**What is required**
Without reproducing any image, print the listing below exactly.
(Information given Opens)
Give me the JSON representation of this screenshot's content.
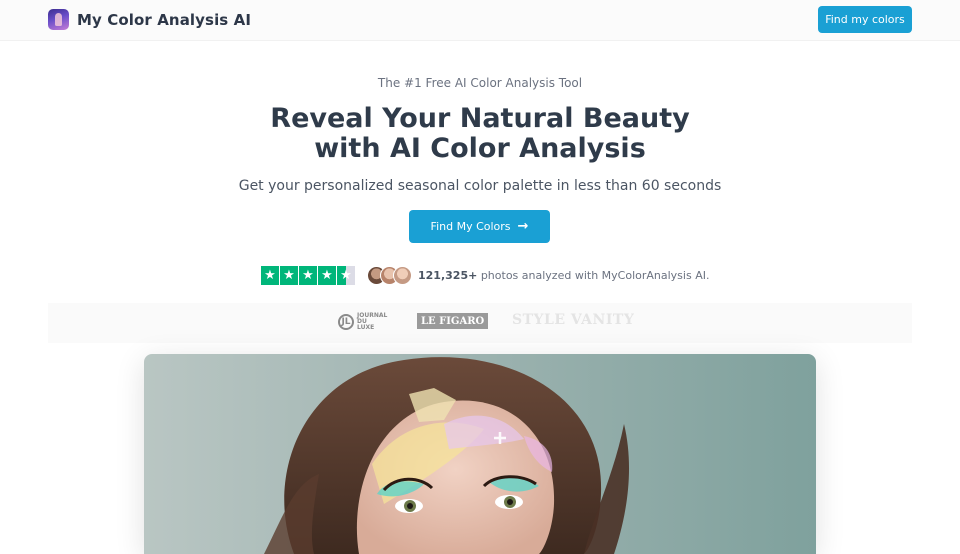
{
  "header": {
    "app_name": "My Color Analysis AI",
    "cta_label": "Find my colors"
  },
  "hero": {
    "eyebrow": "The #1 Free AI Color Analysis Tool",
    "headline_line1": "Reveal Your Natural Beauty",
    "headline_line2": "with AI Color Analysis",
    "subheadline": "Get your personalized seasonal color palette in less than 60 seconds",
    "cta_label": "Find My Colors",
    "cta_icon": "arrow-right-icon"
  },
  "social_proof": {
    "rating_stars": 4.5,
    "star_color": "#00b67a",
    "count": "121,325+",
    "text": "photos analyzed with MyColorAnalysis AI."
  },
  "press": {
    "logos": [
      {
        "name": "Journal du Luxe",
        "line1": "JOURNAL",
        "line2": "DU",
        "line3": "LUXE"
      },
      {
        "name": "Le Figaro",
        "text": "LE FIGARO"
      },
      {
        "name": "Style Vanity",
        "text": "STYLE VANITY"
      }
    ]
  },
  "theme": {
    "accent": "#1aa0d4",
    "text": "#2d3748"
  }
}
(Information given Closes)
**Solution to this problem**
Give me the JSON representation of this screenshot's content.
{
  "header": {
    "app_name": "My Color Analysis AI",
    "cta_label": "Find my colors"
  },
  "hero": {
    "eyebrow": "The #1 Free AI Color Analysis Tool",
    "headline_line1": "Reveal Your Natural Beauty",
    "headline_line2": "with AI Color Analysis",
    "subheadline": "Get your personalized seasonal color palette in less than 60 seconds",
    "cta_label": "Find My Colors",
    "cta_icon": "arrow-right-icon"
  },
  "social_proof": {
    "rating_stars": 4.5,
    "star_color": "#00b67a",
    "count": "121,325+",
    "text": "photos analyzed with MyColorAnalysis AI."
  },
  "press": {
    "logos": [
      {
        "name": "Journal du Luxe",
        "line1": "JOURNAL",
        "line2": "DU",
        "line3": "LUXE"
      },
      {
        "name": "Le Figaro",
        "text": "LE FIGARO"
      },
      {
        "name": "Style Vanity",
        "text": "STYLE VANITY"
      }
    ]
  },
  "theme": {
    "accent": "#1aa0d4",
    "text": "#2d3748"
  }
}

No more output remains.